The Reckless Hour isn’t one of the great pre-code movies but it’s worth a look if only for the performances.
Margie Nichols (Dorothy Mackaill) models clothes for a fashion house. She lives with her parents and her sister above her father’s bookshop. Her father is rather dotty but he’s a kind old gentleman who worships his daughters. Margie has been dating Harry Gleason (Joe Donahue) but she’s not really that interested. He’s not rich enough or glamorous enough for her. That’s fine by Myrtle (Joan Blondell) because if Margie doesn’t want him she’d be happy to take him off her hands.
It’s pretty clear that underneath her surface sophistication and glamour Margie has a lot less understanding of men than Myrtle has. Myrtle can look at Harry and see that while he’s not an obvious great catch he’s a nice guy and basically decent and a girl could do a lot worse. Myrtle has a firm grip on reality and if a halfway decent man comes along she intends to get a firm grip on him as well.
Margie has meanwhile found what she imagines is the ideal man. Allen Crane (Walter Byron) is rich and handsome and he and his friends have lots of fun. The more level-headed Myrtle hears the alarm bells going straight away. If a man seems too good to be true, run. And this one has cad written all over him.
Margie however has convinced herself that he loves her and that they will be married. Pretty soon they’re sleeping together.

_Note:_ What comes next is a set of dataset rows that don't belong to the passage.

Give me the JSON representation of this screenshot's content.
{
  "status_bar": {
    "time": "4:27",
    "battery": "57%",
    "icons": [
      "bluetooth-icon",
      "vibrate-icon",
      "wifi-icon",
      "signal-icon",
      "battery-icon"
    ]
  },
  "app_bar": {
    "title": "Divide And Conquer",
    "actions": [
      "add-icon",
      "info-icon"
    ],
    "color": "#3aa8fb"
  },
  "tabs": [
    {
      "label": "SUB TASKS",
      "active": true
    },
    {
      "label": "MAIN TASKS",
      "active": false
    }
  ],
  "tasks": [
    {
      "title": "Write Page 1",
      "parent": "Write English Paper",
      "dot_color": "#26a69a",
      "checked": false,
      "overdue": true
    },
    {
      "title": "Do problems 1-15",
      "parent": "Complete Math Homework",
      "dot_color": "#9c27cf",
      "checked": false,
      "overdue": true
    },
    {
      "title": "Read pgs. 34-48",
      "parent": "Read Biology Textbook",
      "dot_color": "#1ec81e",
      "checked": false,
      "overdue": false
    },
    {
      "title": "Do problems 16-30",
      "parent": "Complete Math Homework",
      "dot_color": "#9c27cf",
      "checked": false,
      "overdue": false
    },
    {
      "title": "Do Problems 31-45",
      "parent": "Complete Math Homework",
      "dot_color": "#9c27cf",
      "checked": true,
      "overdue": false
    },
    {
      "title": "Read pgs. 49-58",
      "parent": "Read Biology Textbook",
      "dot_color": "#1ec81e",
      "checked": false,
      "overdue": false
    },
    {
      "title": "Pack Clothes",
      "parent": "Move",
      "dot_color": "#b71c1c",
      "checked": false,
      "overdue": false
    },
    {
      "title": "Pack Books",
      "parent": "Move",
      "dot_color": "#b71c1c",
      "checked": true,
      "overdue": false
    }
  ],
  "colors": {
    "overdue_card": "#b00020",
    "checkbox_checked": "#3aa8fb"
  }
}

Of course you can see what’s going to happen next but Margie can’t see it at all. The inevitable disaster ensues.
Margie’s father stands by her but his loyalty to his daughter will have unfortunate consequences. Needing money urgently for Margie’s sake he gets sucked into a get-rich-quick scheme and that turns out the way you’d expect it to as well.
Allen Crane’s friend Edward Adams (Conrad Nagel) is a different kettle of fish. While Allen is not ready for the responsibilities of marriage (and probably never will be) Edward has already taken that step. And he’s been hurt as badly as Margie has. It’s made him bitter towards women but underneath the bitterness he’s quite a nice guy (and more of man than Allen will ever be) and he’s rather taken by Margie. The question is, can she penetrate his cynical bitter exterior to get to the real man underneath? And does she still have a chance for happiness?
The plot was old even in 1931. Allen is a stock-standard melodrama cad and Margie is a stock-standard naïve poor girl just waiting for a cad to come along and ruin her.
Director John Francis Dillon isn’t exactly inspired either, so this movie has quite a few things running against it. What saves it are the performances.
Dorothy Mackaill is one of the great forgotten Hollywood actresses. A big star in the silent era she seemed to be making a successful transition to talkies in the early 30s but the end of the pre-code era also marked the end of her career. She did virtually nothing at all after 1934. That’s a great pity because she was a fine actress and she manages not to make Margie’s naïvete irritating, which is quite a feat. She gets the blend of innocence and surface sophistication just right and she manages to be hardboiled and vulnerable at the same time.
Joan Blondell once again finds herself in a supporting role, which was pretty much the story of her career, always playing the heroine’s best friend (or as in this case the heroine’s sister). As late as 1957 in Desk Set she was still playing the female lead’s best friend! As always she’s delightful and funny and engagingly sassy.
The male characters are less developed but Conrad Nagel is impressive while Walter Byron is an entertaining if predictable cad. H. B. Warner gives the role of Margie’s father the combination of dignity and kindliness that it requires.
Warner’s made-on-demand DVD includes this picture and other Dorothy Mackaill pre-code film, Bright Lights. The prints are unrestored and there are occasional sound problems but picture quality is generally good. Given the obscurity of these movies this is the best they’re ever going to look and this double feature is worth grabbing.
A movie that is worth seeing if only for Dorothy Mackaill and Joan Blondell. Recommended as long as your expectations aren’t too high. And it does have a considerable quantity of pre-code frankness about pre-marital and extra-marital sex.